A content strategy will go through many different stages, so make sure you have SMART goals and set a couple of KPIs to make sure you’re in the right path. Don’t measure everything you can measure just because you can. Follow the 80/20 rule, if it’s going to take too much effort to get to 100% perfect metrics, settle for 80% quality using only 20% of your resources.
6. Promote your content
This is one of the hardest things.
Creating great, engaging content is just half of the story. If you check why videos go viral in youtube, for some of the most popular ones it took months until someone noticed them and made them so.
That doesn’t mean you can’t get to the top without promoting your content. You sure can.
Use your owned and bought media. Don’t hesitate about paying to promote your content through Facebook, LinkedIn, Twitter, Youtube or other channels.
Link to anyone you can. It’ll provide your users with much more value, while at the same time will give you the chance to reach the bloggers you’ve linked to and ask them for some promotion of their content. Reach people talking about similar topics. Offer them to link to you as a resource for their readers. Use sites such as Reddit, StumbleUpon or Inbound.org to promote your content, but remember to understand them first.
Try to talk about relevant or novel issues that will grant you your share of social presence and will grow your community.
But above all, meet new people, make contacts, reach out people within your industry -bloggers, webmasters, influencers- and build a good relationship with them. It will always pay off.
7. Find your voice
Great brands are different. They do things differently.
Recently Red Bull discovered that video game players were an interesting niche. They recorded the documentary “Diggin’ in the carts”, a documentary about Japanese music. They also sponsor eSport teams and write long posts about the medium in an almost academic tone.
Why? Because the are attracted by the edges. If it’s sport, they’re extreme, bold, daring. If they jump into the videogame market, they cannot do what everybody else is doing. So they publish content that seems directly picked from Vice.
Once you’ve understood your audience, you have to understand what they want and expect from you. What’s different about you that nobody else offers. And explore that part of your brand.
If you need inspiration, you can check these great content examples. They’re mostly from the journalistic industry, where branding and credibility are a key value.
You won’t find success on your first go. You will be very unlucky if you do, because there will not be much to learn from it.
You’ll plan to create content about certain topics and you’ll discover that some of them won’t be an interest to your audience while others that weren’t in the original list are smash hits. You’ll see that nobody interacts with your posts at the time you post. That what you thought was your tone and your value doesn’t really reflect what your audience expects from you. That the paths to conversion aren’t working as you planned. But that´s a good thing.

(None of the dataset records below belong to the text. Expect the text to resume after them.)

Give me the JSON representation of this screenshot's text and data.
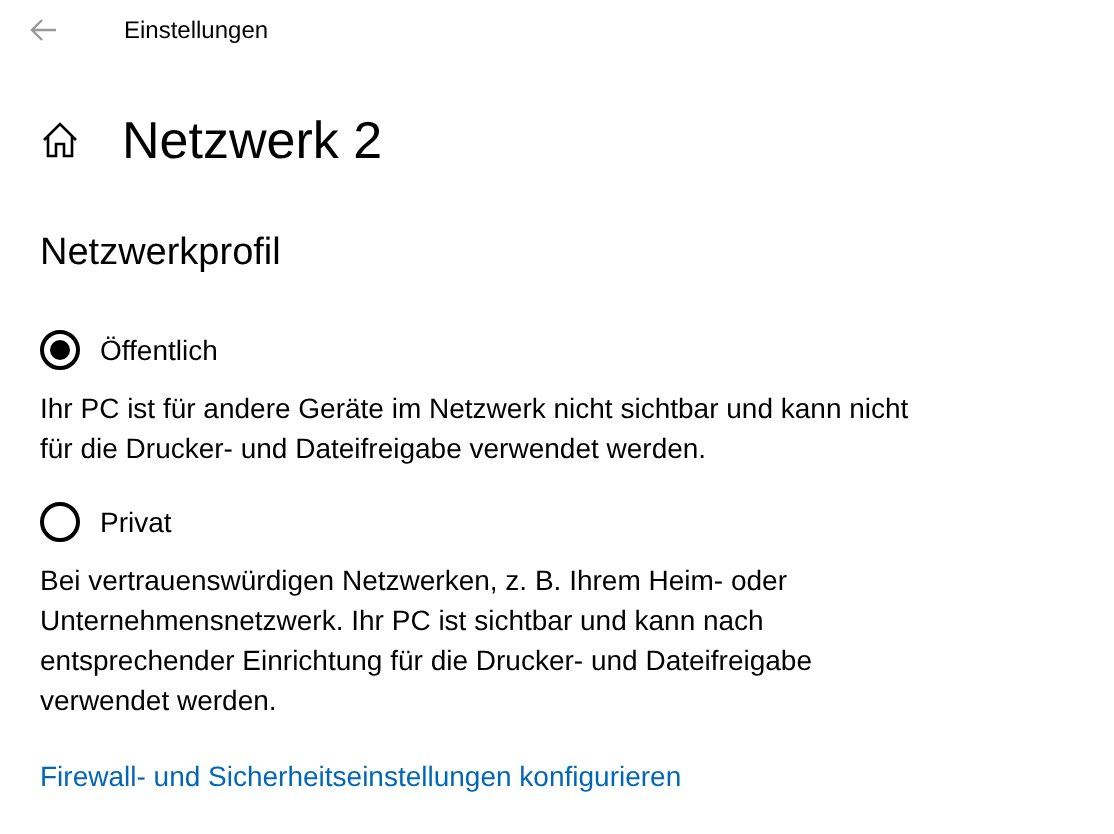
{
  "header": {
    "title": "Einstellungen"
  },
  "page": {
    "title": "Netzwerk 2"
  },
  "section": {
    "title": "Netzwerkprofil"
  },
  "options": [
    {
      "label": "Öffentlich",
      "selected": true,
      "description": "Ihr PC ist für andere Geräte im Netzwerk nicht sichtbar und kann nicht für die Drucker- und Dateifreigabe verwendet werden."
    },
    {
      "label": "Privat",
      "selected": false,
      "description": "Bei vertrauenswürdigen Netzwerken, z. B. Ihrem Heim- oder Unternehmensnetzwerk. Ihr PC ist sichtbar und kann nach entsprechender Einrichtung für die Drucker- und Dateifreigabe verwendet werden."
    }
  ],
  "link": "Firewall- und Sicherheitseinstellungen konfigurieren"
}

And you’ll have to try new things.
Experiment, change everything, measure and improve. It’s the only way to improve your content strategy. Yes, you’ve set a path with your strategy, and it’s important to follow it, but if things don’t work as expected, then you have to make adjustments to your plan.
Try new things every now and then. Try major redesigns to your strategy or your platforms once every 3 or 6 months. Follow a specific framework, but allow room for improvisation and discovery. A content strategy is a relationship with your audience, and as every relationship, routine can kill it.
I know there are places where I didn’t go, but, did I miss any crucial step? Add your two cents in the comment section.